Microsoft ExpressRoute offers the following features:
- Redundancy. Each ExpressRoute circuit consists of two connections to two Microsoft Enterprise edge routers from the connectivity provider or customer’s network edge.
- Connectivity to Microsoft cloud services. Customers can access Microsoft Azure services, Microsoft Office 365 services and Microsoft Dynamics 365 via ExpressRoute.
- Connectivity to geopolitical regions. Customers can connect to Microsoft in one of the provider’s peering locations and access regions within the geopolitical region.
- Global connectivity. ExpressRoute Premium enables customers to extend connectivity across geopolitical boundaries.
- Local connectivity. ExpressRoute Local enables customers to lower the cost of transferring data by bringing it to an ExpressRoute location near the desired Azure region.
- Cross on-premises connectivity. ExpressRoute Global Reach enables organizations to exchange data across their on-premises sites by connecting their ExpressRoute circuits.
- Connectivity to Microsoft’s global network. ExpressRoute Direct enables customers to connect directly to Microsoft’s global network at Peering locations around the world.
- Bandwidth options. Customers have a variety of bandwidth options, from 50Mbps to 10 Gbps.
- Dynamic scaling of bandwidth. Customers can dynamically increase the circuit bandwidth of existing connections.
As of this writing, Azure ExpressRoute comes in two pricing plans: metered and unlimited.
The metered data plan ranges from $55 a month for a 50 Mbps connection up to $6,400 for a 10 Gbps connection. Under a metered plan, there is no charge for inbound data transfers, but outbound data is charged from $0.025 per GB to $0.14 per GB, depending on the Azure region where the data originates.
The unlimited data plan costs range from $300 per month at 50 Mbps up to $54,300 per month at 10 Gbps. Inbound and outbound data transfer is free of charge.
The Azure ExpressRoute premium add-on feature provides service availability in all of Azure's geopolitical regions around the world. Currently, these regions are: North America, Latin America, Australia, India, Asia Pacific (Singapore and Hong Kong), Japan and European Union. With a premium add-on, outbound data transfer ranges from $3,055 a month for a 50 Mbps connection up to $8,000 for a 10 Gbps connection.
ExpressRoute Direct ranges from $50,000 to $62,500 depending on where data is coming from. Circuit bandwidth for a premium circuit starts at $2,000 for a 5 Gbps circuit and goes to $10,000 a month for a 100 Gbps circuit. Outbound data transfer pricing ranges from $0.025 to $0.14/GB.
ExpressRoute Global Reach starts at $55 per month for 50 Mbps and goes to $21,250 per month for 100 Gbps. Global Reach Data Transfer pricing ranges from $0.04 per GB to $0.224 per GB, depending on where data is going to and from.
Microsoft requires a Virtual Network gateway to access a virtual network when using Azure Private Peering on an ExpressRoute circuit. Pricing ranges from $0.19/hour for 1 Gbps to $1.87/hour for 10 Gbps.

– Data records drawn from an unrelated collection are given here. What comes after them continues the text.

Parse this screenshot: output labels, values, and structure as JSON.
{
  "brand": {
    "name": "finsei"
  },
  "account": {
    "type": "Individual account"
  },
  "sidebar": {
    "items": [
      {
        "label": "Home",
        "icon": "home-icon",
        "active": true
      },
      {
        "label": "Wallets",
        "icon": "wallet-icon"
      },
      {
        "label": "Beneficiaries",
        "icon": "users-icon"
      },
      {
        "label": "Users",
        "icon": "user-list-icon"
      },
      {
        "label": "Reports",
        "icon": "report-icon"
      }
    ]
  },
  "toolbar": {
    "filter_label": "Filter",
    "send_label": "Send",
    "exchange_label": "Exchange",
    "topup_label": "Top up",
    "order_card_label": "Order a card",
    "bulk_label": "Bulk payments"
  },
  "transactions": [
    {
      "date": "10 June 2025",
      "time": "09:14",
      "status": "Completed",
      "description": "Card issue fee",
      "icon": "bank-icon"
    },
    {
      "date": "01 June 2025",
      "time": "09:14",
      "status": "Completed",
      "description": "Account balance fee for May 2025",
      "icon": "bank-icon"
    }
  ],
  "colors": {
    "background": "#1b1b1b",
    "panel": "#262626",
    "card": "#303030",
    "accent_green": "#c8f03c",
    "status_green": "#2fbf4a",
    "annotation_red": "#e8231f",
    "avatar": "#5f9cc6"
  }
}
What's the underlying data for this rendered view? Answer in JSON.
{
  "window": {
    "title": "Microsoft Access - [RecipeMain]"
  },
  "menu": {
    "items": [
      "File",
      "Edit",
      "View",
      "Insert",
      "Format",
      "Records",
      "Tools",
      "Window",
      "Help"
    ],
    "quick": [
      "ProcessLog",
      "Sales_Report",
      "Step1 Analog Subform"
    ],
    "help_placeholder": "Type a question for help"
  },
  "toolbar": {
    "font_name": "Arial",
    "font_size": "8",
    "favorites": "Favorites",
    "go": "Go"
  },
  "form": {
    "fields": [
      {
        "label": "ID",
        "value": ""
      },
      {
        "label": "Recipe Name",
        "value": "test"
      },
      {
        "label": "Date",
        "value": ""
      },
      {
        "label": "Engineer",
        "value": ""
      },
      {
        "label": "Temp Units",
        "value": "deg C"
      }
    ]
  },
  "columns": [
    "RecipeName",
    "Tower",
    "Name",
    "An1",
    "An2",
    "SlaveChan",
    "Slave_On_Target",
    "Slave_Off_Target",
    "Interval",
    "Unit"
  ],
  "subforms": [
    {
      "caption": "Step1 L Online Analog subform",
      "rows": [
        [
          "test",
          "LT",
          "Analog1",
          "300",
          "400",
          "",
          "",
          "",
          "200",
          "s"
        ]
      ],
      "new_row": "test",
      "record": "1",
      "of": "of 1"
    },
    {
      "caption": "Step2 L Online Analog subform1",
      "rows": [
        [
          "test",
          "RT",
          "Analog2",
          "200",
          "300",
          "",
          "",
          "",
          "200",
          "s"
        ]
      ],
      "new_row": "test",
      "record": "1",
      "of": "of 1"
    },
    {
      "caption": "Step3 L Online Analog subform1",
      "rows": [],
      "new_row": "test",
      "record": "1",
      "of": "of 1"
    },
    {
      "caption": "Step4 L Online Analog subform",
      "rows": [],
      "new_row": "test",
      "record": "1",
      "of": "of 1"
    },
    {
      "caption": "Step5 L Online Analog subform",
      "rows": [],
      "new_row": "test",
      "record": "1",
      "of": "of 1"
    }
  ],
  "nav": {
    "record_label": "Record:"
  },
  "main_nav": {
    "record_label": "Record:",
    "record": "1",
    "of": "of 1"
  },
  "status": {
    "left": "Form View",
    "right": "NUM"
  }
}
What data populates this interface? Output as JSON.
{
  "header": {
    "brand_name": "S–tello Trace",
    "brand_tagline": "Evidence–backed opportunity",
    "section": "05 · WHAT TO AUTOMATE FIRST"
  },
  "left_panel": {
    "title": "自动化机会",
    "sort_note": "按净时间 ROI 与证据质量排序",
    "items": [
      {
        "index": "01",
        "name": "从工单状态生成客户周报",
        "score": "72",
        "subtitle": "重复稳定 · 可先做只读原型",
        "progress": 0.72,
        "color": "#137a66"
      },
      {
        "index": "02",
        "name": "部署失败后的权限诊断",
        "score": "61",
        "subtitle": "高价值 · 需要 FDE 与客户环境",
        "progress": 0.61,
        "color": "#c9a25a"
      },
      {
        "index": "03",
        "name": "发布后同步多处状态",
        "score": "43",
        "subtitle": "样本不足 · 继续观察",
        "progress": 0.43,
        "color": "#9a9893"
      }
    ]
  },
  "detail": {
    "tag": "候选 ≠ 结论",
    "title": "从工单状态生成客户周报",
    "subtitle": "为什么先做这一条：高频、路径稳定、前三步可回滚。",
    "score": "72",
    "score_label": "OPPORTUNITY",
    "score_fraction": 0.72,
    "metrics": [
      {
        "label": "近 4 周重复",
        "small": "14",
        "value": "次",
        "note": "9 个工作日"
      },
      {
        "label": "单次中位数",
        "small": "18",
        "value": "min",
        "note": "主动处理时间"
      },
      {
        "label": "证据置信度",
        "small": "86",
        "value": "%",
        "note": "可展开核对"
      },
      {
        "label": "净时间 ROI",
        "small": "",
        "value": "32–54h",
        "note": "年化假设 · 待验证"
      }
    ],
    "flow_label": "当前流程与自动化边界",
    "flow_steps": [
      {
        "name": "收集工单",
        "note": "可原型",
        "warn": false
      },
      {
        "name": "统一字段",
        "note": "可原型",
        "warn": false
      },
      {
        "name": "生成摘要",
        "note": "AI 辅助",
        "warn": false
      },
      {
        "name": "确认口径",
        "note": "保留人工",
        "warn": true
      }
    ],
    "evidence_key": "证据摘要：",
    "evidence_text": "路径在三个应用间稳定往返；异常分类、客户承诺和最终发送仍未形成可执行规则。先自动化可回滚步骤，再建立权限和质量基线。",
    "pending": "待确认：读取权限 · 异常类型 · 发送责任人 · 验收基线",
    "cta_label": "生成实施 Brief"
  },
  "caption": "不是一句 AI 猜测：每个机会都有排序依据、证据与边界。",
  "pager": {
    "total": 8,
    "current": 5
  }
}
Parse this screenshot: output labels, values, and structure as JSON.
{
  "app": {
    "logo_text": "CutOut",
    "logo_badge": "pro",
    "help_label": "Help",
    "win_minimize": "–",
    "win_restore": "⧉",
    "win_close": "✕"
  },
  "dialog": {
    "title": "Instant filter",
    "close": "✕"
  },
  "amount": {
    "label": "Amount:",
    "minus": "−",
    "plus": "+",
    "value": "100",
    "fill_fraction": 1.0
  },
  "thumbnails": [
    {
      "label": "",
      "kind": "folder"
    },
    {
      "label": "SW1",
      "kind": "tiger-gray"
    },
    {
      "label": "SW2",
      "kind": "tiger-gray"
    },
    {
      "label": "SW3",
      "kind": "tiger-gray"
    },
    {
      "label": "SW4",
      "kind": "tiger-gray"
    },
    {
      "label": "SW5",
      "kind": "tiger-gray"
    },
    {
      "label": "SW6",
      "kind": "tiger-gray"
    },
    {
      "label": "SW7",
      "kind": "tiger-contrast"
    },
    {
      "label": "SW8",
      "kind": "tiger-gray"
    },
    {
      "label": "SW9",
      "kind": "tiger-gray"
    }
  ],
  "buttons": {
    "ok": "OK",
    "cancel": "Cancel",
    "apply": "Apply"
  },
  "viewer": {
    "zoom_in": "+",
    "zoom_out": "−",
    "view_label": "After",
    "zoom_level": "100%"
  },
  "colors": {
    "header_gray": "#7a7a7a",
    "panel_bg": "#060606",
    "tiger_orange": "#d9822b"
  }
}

Azure ExpressRoute vs. VPN
Azure uses standard IPsec VPN, so the cloud service is interoperable with many VPN devices that provide a private connection over the Internet. A site-to-site VPN provides IP level connectivity between the customer’s premises and virtual networks in Azure. Organizations can securely connect up to 10 on-premises sites and virtual networks. However, Microsoft recommends only using this service if your cross-premises connectivity throughput is no more than 100 Mbps.
ExpressRoute connections do not go over the public Internet. Thus, Microsoft claims that ExpressRoute offers more reliability, faster data speeds, lower latencies and higher security than connections over the Internet.
Azure ExpressRoute vs. AWS Direct Connect
AWS Direct Connect is AWS’ equivalent of Microsoft’s ExpressRoute. Direct Connect provides a private, direct connection to AWS. While there was a time when there were distinct differences between the two services, they function more similarly as time goes on. For example, while AWS didn’t previously provide a service-level agreement (SLA), it now does. AWS also offers increased capacity connections, similar to ExpressRoute Direct.